The Hyperinflation Hoax is worse than we thought: We can’t change the price of Oil
Remember that post about the futility of using monetary policy to impact the price of oil? It turns out that the elasticity of oil is even lower than I thought! The IMF – ok, no jokes – came out with a report showing the short term price elasticity is nearly irrelevant, while the long term price elasticity is freakishly tiny. The Blog world is a-titter about this.
The IMF says that a 10% increase in the price of oil results in 0.007% less demand in the short term.
The U.S. uses about 15 million barrels a day. A 10% increase in the price of oil results in – wait for it – a decrease of 1050 barrels of oil per day. Increasing the price of oil from $90 to $99 results in 1000 less barrels of oil demanded. That is 1 futures contract at the CME/NYMEX. A 1 lot. To put this in perspective, 319,000 contracts traded yesterday.
What level of interest rates – in the standard model- could be high enough to push down oil prices 20% or so, back to$90 a barrel? The demand for oil will not change in the slightest even if rates were increased to 5% tomorrow. People won’t say “Oh, this quarter point increase in the Fed Funds rate makes me want to use less gasoline – or at least pay a lower price for it.” A 10% increase in the actual price impacts demand by an amount so small it is a rounding error. Tiny movements in interest rates will have zero observable impact on the price we are willing to pay for gasoline.
A self-inflicted cure of higher rates in response to high oil prices would be far worse than the disease. We know what it takes to get the price of oil down to $40 a barrel. It takes a global depression. It takes losing 500,000+ jobs a month in the U.S.

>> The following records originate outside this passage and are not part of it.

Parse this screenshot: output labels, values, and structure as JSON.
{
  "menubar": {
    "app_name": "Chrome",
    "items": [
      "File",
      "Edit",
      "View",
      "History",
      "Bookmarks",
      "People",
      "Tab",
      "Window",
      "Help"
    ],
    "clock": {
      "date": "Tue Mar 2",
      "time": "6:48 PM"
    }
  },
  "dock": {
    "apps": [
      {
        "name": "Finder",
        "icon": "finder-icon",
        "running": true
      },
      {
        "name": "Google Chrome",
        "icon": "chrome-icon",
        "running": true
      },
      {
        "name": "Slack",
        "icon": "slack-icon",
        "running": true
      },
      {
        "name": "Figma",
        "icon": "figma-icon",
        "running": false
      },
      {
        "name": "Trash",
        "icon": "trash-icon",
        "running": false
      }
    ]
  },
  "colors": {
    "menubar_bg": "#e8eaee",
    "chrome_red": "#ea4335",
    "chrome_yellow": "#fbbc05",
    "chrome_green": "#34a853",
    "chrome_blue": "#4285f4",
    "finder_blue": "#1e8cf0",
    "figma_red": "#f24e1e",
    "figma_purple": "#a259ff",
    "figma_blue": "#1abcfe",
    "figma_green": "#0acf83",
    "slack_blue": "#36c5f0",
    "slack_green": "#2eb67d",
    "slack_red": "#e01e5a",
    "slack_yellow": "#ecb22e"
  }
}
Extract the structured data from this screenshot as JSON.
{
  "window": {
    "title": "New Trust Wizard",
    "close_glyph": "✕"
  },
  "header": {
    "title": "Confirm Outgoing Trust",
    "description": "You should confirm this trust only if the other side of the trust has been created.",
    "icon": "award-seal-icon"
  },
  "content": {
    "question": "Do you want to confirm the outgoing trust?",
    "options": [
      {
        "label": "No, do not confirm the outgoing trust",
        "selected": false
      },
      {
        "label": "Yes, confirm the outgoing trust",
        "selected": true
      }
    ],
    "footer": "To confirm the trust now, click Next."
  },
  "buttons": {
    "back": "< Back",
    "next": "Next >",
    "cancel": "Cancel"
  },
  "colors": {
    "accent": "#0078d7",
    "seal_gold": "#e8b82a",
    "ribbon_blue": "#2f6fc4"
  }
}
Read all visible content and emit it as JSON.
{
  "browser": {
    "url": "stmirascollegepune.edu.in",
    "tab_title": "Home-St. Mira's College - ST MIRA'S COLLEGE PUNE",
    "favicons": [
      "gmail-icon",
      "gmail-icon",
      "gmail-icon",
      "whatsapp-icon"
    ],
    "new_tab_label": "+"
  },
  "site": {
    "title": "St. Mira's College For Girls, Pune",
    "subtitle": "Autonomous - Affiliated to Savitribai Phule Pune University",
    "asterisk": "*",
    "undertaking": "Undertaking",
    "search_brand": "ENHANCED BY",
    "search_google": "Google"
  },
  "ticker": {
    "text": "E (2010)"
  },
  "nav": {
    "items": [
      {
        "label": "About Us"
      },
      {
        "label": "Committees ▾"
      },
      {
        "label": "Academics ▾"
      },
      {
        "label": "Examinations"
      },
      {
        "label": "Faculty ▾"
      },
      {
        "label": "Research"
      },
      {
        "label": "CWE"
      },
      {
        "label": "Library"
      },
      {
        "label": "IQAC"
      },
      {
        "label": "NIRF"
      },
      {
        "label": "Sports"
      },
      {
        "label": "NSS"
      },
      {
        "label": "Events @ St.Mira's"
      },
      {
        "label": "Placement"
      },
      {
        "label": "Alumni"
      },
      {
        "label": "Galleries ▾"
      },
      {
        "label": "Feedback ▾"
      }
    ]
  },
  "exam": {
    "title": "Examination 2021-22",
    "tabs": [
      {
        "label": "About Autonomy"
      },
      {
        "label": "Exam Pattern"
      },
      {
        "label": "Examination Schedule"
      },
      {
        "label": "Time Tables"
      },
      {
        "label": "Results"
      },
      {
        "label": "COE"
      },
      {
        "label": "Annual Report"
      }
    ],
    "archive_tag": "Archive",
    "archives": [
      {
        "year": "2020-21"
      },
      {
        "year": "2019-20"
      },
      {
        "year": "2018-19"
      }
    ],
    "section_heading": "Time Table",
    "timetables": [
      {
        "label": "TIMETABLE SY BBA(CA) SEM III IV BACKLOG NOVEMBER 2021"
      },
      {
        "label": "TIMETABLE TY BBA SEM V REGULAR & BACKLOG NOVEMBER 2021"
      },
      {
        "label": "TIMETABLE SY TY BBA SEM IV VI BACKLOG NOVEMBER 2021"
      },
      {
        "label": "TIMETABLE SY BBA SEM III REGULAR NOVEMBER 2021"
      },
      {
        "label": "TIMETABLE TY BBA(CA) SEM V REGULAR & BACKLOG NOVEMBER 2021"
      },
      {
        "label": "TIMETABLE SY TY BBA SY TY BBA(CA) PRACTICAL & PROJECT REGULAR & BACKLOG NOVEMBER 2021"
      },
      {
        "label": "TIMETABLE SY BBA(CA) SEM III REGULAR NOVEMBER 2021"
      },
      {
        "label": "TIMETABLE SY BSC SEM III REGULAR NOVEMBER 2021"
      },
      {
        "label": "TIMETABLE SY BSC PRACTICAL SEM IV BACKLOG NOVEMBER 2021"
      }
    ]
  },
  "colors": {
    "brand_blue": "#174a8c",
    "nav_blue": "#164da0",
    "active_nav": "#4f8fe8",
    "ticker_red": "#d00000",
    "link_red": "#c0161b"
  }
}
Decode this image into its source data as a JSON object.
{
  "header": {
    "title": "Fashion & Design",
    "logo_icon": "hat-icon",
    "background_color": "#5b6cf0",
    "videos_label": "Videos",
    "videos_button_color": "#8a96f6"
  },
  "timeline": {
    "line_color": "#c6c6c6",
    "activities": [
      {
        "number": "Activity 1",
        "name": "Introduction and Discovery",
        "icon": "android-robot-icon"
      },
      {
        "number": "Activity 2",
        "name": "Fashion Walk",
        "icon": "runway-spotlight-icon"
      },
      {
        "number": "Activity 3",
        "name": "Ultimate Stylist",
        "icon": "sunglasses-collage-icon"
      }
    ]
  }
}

This is another reason to fight the Hyperinflation Hoax.
[Update: I made a mistake in oil demand. The actual numbers are a 10% increase in the price of oil causes a drop of .2% in demand after 20 years.
This translates to a decrease of demand of about 30,000 barrels a day. It does take 20 years for this to happen. So if we assume a linear drop, then it’s a drop of about 125 barrels/day a month, every month for 20 years. This is still very small. I wonder how this number is significantly different than zero – it seems impossible that such a small effect would have an error term that’s even smaller, considering the data used. ]